■ To do ■
Wherever "visited" turns up in the entries, copy out the line that holds it.

[Entries from a dataset of interfaces]
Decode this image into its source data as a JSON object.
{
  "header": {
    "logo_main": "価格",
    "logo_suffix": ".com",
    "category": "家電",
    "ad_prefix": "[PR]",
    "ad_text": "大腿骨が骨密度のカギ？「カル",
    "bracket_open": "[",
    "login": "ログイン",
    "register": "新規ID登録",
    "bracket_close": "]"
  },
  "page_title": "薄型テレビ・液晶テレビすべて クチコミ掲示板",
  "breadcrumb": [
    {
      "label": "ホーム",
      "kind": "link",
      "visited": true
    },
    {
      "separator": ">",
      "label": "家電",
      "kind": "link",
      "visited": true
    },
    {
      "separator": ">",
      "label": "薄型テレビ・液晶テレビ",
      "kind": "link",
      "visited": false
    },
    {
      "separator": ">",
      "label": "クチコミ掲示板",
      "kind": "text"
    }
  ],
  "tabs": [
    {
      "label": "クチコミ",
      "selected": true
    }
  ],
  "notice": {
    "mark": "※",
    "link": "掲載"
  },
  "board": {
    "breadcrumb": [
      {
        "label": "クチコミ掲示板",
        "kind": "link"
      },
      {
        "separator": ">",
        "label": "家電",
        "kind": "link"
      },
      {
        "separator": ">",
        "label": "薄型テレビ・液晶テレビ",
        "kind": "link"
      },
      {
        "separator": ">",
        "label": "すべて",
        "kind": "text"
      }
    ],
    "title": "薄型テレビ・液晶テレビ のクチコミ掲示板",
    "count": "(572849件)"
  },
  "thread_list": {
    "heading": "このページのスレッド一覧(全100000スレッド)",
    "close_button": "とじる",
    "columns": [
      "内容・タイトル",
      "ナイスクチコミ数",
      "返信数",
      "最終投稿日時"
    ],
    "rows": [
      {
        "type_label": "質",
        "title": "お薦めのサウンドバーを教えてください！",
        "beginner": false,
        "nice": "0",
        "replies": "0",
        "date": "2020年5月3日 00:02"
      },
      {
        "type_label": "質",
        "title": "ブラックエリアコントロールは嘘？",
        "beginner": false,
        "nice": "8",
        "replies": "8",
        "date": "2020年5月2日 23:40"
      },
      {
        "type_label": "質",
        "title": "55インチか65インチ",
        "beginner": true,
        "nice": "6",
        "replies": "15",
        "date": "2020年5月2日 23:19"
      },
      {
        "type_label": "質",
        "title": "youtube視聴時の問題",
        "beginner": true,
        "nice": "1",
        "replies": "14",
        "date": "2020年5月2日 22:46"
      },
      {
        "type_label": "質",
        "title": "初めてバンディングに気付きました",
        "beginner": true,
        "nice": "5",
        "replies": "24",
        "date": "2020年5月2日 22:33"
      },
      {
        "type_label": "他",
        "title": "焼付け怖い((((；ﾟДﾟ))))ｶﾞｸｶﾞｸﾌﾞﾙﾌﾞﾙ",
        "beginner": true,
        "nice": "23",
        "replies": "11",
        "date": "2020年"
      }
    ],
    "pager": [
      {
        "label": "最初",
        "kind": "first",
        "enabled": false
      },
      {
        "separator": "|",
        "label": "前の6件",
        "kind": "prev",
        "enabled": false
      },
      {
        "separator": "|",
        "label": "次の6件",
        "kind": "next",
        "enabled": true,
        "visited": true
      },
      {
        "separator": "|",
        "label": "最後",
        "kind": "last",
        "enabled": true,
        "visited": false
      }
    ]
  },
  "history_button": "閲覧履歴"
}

■ Response ■
      "visited": true
      "visited": true
      "visited": false
        "visited": true
        "visited": false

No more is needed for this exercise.